Letters In Frankenstein

Words: 984
Pages: 4

Throughout the past two centuries, many novelists have tried and failed to recapture the true horror and remorse that Mary Shelley's Frankenstein accomplished. Through first hand accounts of events, the story of Frankenstein and his creation stirs up emotions of empathy, turmoil, and fear. "I have found it! What terrified me will terrify others; and I need only describe the spectre which had haunted my midnight pillow."(M. Shelley ix) Frankenstein, like many of her other short stories and novels, Shelley published anonymously and did not live to see its ascent to popularity. Based on the scientific discoveries of Darwin, Shelley brought forth an idea of reviving dead substance to life. This novel, a byproduct of a ghost story contest among …show more content…

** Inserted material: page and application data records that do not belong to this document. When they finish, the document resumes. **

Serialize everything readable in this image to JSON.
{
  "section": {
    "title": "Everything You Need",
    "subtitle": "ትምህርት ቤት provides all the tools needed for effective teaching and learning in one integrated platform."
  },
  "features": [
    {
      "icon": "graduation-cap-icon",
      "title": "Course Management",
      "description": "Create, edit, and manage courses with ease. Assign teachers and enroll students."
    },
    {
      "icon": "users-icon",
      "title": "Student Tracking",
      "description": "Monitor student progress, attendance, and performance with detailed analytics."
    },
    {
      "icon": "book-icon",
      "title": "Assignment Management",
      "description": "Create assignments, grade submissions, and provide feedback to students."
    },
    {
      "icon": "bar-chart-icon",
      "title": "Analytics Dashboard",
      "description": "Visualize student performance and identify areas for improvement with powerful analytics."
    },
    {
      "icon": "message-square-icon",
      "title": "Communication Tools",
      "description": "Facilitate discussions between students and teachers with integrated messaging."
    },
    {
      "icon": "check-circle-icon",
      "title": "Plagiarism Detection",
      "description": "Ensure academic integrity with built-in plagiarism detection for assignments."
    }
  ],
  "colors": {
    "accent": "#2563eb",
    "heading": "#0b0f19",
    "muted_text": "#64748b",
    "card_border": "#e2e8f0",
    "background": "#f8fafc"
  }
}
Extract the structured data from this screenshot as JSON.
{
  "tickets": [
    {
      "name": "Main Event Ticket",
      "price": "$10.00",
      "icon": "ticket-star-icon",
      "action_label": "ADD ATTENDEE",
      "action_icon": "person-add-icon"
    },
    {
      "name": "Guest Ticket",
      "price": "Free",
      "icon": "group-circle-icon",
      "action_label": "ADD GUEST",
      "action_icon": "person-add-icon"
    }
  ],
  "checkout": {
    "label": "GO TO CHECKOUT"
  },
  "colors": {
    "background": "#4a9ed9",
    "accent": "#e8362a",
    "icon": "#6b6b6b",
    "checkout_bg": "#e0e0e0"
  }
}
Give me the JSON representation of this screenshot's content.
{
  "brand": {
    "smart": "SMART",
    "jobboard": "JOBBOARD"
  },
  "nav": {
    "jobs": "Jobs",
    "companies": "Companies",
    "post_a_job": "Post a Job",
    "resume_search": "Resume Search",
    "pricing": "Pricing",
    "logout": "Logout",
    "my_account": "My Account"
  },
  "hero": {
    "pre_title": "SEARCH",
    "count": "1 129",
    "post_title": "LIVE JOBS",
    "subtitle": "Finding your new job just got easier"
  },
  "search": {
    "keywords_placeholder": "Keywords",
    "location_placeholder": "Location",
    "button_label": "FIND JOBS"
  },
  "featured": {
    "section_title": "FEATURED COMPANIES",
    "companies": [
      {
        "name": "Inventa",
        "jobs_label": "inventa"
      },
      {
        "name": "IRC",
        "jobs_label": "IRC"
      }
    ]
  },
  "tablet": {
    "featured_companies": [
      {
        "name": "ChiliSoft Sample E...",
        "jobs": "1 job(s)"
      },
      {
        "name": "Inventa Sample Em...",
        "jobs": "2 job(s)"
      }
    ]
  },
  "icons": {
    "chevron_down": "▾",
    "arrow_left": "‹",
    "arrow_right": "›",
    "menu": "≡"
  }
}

Through a notorious account given by Robert Walton, the story of Frankenstein begins and ends. In a series of letters, Frankenstein remembers his relations with his family back in Geneva. These letters not only serve to prove the virtue of characters, but also to provide a background history for the reader. Each character has their own values and personality, as described through their letters. Whether gentle, pure, horrid, kind, troubled, or carefree, their letters and soft words echo these traits. "Get well-and return to us. You will find a happy, cheerful home, and friends who love you dearly."(M. Shelley 40) When describing scenery, ailment, and trouble, Shelley asserts great detail. Her description does not rely as much on a descriptive visual account as it does on events that took place and where they happened. "He approached; his countenance bespoke bitter anguish, combined with disdain and malignity, while its unearthly ugliness rendered it almost too horrible for human eyes."(M. Shelley 68) Themes of a creator and his creation surface quite frequently in Frankenstein. Upon reading Milton's Paradise Lost, the monster begins to view himself as Satan, a hated, abandoned creature. Likewise, he views his creator, Victor Frankenstein, as the source of his pain and suffering, his abuser. Victor Frankenstein agrees with the daemons point of view and looks upon him with contempt and regret. Instead of adhering to his creation's need, he ignores him and denies company with him. Frankenstein mirrors the story of Paradise Lost and Satan's gradual contempt of God, his